In general the Minnesota home owner knows little to nothing about the landscape garden world. They do not understand it as an art form. They do not know the names or the habits of the plants in the neighborhood as well as on their property. A shade tree gets big, conifers are called pines, shrubs are bushy. No one really pays much attention to names.
“I don’t like spiraeas”, a recent new client uttered in disgust while surveying her grounds’ new canvas, and ordered her MasterGardener friend, who informed her the plant was indeed an ‘undesireable’ spiraea, to rip this new member of the landscape garden out of its roost. Since I was the designer and our guys had planted around 70 pieces of woody plant material on her grounds, one of which was this spiraea called Tor, a very neat medium sized (4’ht by 3’w) deciduous shrub with countless white flowers in mid-spring and excellent fire red to purple fall color, I was curious to know the why of the angst about spiraea.
“Oh, they’re too common. One sees spiraea everywhere.”
Well, there are about 50 different kinds of spiraea that are or have been on the market here in the Twin Cities over the past ten years. Which ones have you grown and disliked? They come in all sizes except as trees, bloom well, many two times a season, and others, like Tor also have beautiful autumn foliage.”
Spiraeas as a group, are outstanding shrubs for the zone four landscape, but most not so when expected to be the main feature of attraction in the home grounds. With the exception of Vanhouttei Spiraea, which is indeed a spectacle when in full bloom around Memorial Day in our area, the genus is worthy for its color when in bloom and its resistance from insect and animal interference. Our new client was thrilled with the overall completed landscape, and since she had never heard of a Tor Spiraea, allowed the specimen to be taken from the gallows and restored to its rightful spot in which it had been originally set.

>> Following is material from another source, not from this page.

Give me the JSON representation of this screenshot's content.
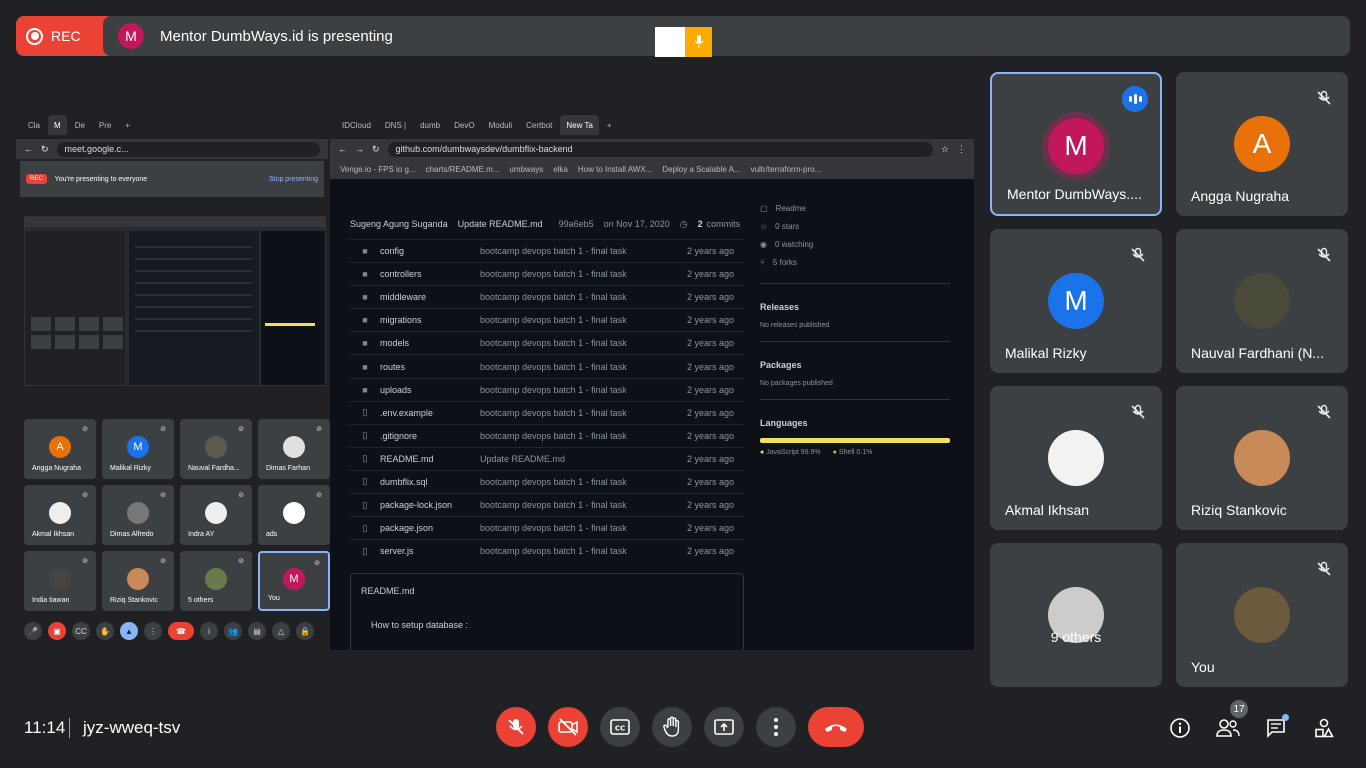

Most landscape garden plants don’t possess such well known generic, even common names, especially if they are shrubs or trees other than the elm, oak, maple, ash, cottonwood, black walnut mammoths.
I believe the main reason the home grounds throughout the midwest are so barren of beauty unless the lawn is well cared for, is because no one knows the names of plants, much less their colors, size and shape.
The unknowledgeable buyer is familiar with size…..3 feet tall is shorter than 5 feet tall and the same for width, so they look at the label.
A beautiful newbie at the landscape nursery is Sunkist (Yellow Ribbon) Arborvitae, and upright bright yellow foliaged conifer. Six to eight feet height the label tells prospective buyers…and I was one about 16 years ago. It was new on the market and perfect as a beauty and privacy in my front lawnless garden. Well, it IS a beauty, but it’s over twenty feet tall and only in junior highschool by age.
Chamaecyparis is not only a newbie for the Twin Cities over the past fifteen years, it is sold as a shrub. Its label claims six feet of growth is what is to be expected. It is advertised further as a dwarf…..which it is not. These dwarfs which on my grounds have not been pruned have already past the twelve foot mark, barely out of grade school.
There are treeforms of the same Chamaecyparis (pisifera aurea nidiformis). I planted two six by six-inch babies in the summer of 1974 and now among the most beautiful trees of our Masterpiece Garden grounds.
Unfortunately, they are not sold in the Twin Cities.
The Japanese Yew is another plant which here in the Twin Cities is not respected for its true size. Unless there is a ‘nana’ attached to the yew’s name and it is a cuspidata taxus (yew), you’ll be dealing with a plant whose native drive is to reach something like 30′ by 30′ by maturity, a maturity which might last for centuries if its space isn’t bothered.
The environment matters so much in life’s determining the size of longer lived woody plants. Certainly the nature of the species places certain limits on the eventual size of any plants, woody or herbaceous. But good soil and reliable watering with appropriate sun exposure are in command in determining size extremes.
Whoever would have counted on a size five pot Grace Smokebush to reach twenty five feet in height in THREE seasons in my grounds? The landscapers’ catalog reports maximum height at 10-12 feet.